For Work / Against Work
Debates on the centrality of work

"Further Reflections on Heidegger, Technology, and the Everyday"

by Dreyfus, Hubert L; Spinosa, Charles (2003)


This article traces the trajectory of Heidegger's thinking about technology over the course of what is considered to be his early, middle, and late periods. Over the course of the years, Heidegger's concerns moved from somewhat conventional concerns over the consumerism technology entails, and the damage it causes to the environment, to the more complex position that technicity distorts human nature with an accompanying loss of meaning. The real danger, he said, is not the destruction of nature or culture, nor self-indulgent consumerism, but a new totalizing style of practices that would restrict our openness to people and things by driving out all other styles of practice that enable us to be receptive to realty.

Key Passage

In writing about technology, Heidegger formulates his goal as gaining a free relation to technology—away of living with technology that does not allow it to “warp, confuse, and lay waste our nature”. According to Heidegger, our nature is to be world disclosers. That is, by means of our equipment and coordinated practices, we human beings open coherent, distinct contexts or worlds in which we perceive, feel, act, and think. The Heidegger of Being and Time called a world an understanding of being and argued that such an understanding of being is what makes it possible for us to encounter people and things as kinds of beings. He considered his discovery of the ontological difference—the difference between the understanding of being and the beings that can show up given an understanding of being—his single great contribution to Western thought. Middle Heidegger (roughly from the 1930s to 1950) added that there have been a series of total understandings of being in the West. He distinguished roughly six epochs in our changing understanding of being. Technology stands at the end of this series of epochs. First, things, people, and gods were understood on the model of nature as physis (i.e., as springing forth on their own). Then, things, people, and so forth were dealt with as needing to be helped to come forth, so what made encountering anything possible was understood as poeisis, or nurturing. Poeisis was followed by an understanding of things as finished works (res) that stood on their own. Understanding everything as res led to the understanding of all beings as creatures produced by a creator God. This religious world gave way to the modern one in which everything was organized as objects to stand over against and satisfy the desires of autonomous and stable subjects. In 1950, Heidegger declared that we were entering a new and especially dangerous epoch in the history of being which he called the technological understanding of being. (p.339)

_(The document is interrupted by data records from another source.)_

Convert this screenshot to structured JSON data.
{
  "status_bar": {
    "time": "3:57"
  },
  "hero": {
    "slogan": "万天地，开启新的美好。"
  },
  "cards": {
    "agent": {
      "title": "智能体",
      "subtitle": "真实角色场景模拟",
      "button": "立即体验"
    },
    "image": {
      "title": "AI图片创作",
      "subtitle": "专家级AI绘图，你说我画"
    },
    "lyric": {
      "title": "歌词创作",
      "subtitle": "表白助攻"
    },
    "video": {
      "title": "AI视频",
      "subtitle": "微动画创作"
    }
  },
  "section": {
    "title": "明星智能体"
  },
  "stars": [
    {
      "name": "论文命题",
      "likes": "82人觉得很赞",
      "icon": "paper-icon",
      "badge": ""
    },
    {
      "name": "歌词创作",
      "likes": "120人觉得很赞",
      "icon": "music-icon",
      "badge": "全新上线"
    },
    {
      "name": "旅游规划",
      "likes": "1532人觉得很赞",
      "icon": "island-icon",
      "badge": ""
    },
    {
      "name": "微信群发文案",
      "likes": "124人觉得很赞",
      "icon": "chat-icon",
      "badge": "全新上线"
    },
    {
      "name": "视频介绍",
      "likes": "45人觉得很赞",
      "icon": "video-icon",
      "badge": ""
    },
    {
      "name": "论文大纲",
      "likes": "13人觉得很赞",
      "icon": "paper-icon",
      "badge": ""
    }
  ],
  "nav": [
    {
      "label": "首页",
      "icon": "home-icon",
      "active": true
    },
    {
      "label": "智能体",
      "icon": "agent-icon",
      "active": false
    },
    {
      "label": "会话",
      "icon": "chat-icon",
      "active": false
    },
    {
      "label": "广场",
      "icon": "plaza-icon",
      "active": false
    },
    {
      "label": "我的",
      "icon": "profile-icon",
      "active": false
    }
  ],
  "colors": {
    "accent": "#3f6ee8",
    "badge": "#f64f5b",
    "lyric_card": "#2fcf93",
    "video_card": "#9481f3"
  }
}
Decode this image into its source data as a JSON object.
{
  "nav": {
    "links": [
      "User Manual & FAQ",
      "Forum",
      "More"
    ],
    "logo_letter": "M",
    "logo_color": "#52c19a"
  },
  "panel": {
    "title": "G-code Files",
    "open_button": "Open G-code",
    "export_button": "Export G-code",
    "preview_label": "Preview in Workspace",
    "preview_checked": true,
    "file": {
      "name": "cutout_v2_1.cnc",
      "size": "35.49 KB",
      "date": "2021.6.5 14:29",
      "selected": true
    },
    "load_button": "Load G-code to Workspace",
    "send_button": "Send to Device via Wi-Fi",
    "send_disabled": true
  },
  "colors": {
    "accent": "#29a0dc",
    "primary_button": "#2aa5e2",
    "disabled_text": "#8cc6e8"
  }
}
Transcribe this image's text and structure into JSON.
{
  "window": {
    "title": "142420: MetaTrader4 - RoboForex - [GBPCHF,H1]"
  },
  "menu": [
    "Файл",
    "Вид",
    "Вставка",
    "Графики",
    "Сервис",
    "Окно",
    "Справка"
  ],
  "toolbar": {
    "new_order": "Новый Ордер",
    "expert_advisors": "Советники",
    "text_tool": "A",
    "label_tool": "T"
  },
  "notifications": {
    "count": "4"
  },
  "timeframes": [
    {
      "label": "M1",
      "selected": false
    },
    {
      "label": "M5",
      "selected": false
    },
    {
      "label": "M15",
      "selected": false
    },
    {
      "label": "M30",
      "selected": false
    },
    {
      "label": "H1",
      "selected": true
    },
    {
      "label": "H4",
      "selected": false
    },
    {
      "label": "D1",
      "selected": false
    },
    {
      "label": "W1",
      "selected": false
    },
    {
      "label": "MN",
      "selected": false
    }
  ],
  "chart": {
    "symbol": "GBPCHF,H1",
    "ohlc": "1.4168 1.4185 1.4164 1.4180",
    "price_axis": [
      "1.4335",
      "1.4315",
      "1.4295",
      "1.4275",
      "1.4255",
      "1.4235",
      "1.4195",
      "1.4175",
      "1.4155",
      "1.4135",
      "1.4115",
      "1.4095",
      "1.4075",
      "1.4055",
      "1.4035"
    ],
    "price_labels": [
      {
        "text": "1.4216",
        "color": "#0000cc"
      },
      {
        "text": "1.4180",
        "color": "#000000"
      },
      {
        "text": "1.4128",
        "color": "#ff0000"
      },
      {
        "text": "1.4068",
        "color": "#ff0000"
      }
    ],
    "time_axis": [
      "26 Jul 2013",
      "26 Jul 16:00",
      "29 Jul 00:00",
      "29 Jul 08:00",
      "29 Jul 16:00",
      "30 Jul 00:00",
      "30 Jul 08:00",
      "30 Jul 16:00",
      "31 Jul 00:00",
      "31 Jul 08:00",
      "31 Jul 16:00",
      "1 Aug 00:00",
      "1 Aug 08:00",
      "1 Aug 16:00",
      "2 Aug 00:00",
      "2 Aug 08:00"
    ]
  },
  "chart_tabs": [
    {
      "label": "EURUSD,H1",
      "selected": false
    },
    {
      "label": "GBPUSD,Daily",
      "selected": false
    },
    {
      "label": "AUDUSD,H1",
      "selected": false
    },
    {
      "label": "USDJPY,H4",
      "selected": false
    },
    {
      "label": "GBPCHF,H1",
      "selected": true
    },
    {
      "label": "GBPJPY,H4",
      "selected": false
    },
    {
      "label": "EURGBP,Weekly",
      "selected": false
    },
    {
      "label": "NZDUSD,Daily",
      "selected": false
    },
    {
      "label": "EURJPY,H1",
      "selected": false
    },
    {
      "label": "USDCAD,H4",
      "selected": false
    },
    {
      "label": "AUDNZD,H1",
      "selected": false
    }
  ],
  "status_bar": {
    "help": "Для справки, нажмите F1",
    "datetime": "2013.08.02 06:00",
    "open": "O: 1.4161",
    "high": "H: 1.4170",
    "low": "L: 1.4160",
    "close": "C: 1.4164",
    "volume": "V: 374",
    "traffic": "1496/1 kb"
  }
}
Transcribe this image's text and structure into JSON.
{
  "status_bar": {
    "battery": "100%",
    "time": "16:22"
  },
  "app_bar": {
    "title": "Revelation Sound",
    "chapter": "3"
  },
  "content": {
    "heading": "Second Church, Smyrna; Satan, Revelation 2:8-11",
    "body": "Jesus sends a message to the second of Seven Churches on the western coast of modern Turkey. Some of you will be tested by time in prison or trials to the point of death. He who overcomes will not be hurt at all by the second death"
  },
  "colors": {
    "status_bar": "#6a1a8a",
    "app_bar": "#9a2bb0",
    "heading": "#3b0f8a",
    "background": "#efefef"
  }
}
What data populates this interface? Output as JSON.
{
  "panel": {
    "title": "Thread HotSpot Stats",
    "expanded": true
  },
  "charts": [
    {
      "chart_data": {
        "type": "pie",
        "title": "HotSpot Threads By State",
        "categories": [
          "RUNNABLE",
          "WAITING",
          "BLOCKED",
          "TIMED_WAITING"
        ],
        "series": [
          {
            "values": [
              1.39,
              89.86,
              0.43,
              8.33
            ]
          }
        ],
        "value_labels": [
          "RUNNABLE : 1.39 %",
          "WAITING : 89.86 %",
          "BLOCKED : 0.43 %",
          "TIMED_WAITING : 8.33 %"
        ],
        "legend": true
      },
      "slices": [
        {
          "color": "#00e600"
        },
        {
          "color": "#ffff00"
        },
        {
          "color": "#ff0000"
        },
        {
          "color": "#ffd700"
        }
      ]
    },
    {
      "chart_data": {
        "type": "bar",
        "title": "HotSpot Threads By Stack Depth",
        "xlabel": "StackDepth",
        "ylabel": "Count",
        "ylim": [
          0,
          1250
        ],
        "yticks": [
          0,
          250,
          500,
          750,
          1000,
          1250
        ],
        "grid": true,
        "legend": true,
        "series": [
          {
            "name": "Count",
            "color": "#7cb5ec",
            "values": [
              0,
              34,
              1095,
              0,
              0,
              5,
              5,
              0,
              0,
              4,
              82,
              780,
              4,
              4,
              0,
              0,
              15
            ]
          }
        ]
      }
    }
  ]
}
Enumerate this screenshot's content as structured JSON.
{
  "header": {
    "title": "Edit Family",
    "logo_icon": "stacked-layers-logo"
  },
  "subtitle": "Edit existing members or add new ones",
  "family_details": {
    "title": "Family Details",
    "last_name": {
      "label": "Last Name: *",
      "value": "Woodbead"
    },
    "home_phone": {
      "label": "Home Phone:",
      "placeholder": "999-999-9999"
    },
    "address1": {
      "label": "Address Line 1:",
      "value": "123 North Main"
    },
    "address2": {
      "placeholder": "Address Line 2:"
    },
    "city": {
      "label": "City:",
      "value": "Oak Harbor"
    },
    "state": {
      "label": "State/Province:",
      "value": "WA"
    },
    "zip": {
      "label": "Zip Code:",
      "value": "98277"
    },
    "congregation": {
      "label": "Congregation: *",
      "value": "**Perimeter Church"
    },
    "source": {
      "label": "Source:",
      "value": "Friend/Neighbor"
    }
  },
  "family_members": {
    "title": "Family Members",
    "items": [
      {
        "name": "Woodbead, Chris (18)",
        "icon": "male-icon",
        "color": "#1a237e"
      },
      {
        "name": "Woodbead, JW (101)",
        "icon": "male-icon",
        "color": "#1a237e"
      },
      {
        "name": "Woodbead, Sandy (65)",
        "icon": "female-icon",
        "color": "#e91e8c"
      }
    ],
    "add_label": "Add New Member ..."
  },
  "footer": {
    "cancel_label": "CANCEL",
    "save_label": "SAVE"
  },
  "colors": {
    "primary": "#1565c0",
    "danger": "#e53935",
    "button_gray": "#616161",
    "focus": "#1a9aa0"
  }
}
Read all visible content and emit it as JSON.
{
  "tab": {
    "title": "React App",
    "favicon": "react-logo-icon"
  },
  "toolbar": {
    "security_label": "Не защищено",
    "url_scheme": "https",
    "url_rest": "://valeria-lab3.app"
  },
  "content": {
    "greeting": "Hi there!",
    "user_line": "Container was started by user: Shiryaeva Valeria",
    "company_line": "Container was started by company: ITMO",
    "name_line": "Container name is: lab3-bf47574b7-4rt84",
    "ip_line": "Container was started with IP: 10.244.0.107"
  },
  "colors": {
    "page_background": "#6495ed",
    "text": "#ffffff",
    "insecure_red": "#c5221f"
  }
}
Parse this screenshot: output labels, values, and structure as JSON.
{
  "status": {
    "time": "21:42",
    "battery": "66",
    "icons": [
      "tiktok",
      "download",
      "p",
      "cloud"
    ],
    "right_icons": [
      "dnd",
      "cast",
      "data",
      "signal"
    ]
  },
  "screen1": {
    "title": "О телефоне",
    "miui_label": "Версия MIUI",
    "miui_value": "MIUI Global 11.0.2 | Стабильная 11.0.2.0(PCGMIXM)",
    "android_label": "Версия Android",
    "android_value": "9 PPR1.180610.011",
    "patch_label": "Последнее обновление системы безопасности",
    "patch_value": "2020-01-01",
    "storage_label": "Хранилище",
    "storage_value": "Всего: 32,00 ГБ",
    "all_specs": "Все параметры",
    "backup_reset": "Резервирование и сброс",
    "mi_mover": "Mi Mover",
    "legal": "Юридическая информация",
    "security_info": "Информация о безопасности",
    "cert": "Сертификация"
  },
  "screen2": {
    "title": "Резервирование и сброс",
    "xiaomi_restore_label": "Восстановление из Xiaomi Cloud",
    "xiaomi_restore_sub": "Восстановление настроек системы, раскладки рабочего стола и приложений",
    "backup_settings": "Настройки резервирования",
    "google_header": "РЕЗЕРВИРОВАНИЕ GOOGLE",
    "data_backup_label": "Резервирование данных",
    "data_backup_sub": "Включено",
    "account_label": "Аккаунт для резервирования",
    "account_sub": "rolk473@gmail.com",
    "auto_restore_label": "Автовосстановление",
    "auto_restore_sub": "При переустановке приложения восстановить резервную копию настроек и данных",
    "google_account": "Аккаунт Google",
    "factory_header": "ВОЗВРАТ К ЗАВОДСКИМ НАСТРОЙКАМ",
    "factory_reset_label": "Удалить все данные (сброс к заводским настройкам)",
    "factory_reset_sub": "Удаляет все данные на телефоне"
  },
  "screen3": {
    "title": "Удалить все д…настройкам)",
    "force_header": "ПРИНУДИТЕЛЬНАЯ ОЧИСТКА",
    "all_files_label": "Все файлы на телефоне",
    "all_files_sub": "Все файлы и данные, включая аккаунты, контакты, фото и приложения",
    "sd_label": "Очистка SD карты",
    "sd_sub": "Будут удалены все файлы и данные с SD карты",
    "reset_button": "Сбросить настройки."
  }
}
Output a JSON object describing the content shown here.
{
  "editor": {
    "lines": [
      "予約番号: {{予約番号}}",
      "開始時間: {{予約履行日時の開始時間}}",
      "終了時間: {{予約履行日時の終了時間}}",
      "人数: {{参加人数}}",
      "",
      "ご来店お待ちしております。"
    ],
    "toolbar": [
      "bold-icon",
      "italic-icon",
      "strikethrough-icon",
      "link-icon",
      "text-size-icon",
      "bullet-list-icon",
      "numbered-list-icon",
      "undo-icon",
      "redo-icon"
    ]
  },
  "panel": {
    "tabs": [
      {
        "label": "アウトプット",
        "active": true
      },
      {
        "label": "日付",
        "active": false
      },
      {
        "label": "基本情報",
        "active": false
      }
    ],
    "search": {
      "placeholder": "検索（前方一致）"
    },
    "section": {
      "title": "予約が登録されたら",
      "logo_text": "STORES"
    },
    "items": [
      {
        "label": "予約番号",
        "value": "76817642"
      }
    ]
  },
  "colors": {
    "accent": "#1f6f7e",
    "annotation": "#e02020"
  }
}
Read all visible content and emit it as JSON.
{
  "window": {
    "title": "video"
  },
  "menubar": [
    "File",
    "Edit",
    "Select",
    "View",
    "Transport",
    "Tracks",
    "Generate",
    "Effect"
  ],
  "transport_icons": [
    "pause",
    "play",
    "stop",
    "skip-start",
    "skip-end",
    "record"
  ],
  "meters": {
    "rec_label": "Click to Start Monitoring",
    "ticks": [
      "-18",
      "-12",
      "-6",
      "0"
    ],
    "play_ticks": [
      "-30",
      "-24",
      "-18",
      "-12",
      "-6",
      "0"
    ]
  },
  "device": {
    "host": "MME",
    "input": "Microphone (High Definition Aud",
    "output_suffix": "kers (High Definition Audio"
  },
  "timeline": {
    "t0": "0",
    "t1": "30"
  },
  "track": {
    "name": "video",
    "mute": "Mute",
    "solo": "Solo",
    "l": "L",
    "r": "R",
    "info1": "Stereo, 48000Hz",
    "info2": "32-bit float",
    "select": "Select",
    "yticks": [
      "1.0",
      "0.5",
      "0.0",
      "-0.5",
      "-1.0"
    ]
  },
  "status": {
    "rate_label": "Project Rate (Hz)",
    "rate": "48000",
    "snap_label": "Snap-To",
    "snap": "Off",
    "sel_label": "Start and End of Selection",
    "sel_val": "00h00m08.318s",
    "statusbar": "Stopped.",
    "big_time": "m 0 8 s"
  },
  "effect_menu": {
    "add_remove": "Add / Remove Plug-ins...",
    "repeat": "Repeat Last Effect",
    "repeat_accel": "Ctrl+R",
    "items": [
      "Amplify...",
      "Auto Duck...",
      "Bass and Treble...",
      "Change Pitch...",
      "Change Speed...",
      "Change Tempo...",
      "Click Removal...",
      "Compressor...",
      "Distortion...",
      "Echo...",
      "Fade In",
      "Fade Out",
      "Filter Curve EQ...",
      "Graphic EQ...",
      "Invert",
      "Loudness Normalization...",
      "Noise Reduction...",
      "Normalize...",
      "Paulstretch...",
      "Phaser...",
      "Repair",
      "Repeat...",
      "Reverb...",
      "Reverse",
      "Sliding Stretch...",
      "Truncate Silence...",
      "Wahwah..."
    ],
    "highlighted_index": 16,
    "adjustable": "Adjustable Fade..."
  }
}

Heidegger. Technology, Dreyfus, Everyday Life, Culture, Consumerism, Environmentalism


Technology, On Heidegger

Links to Reference



How to contribute.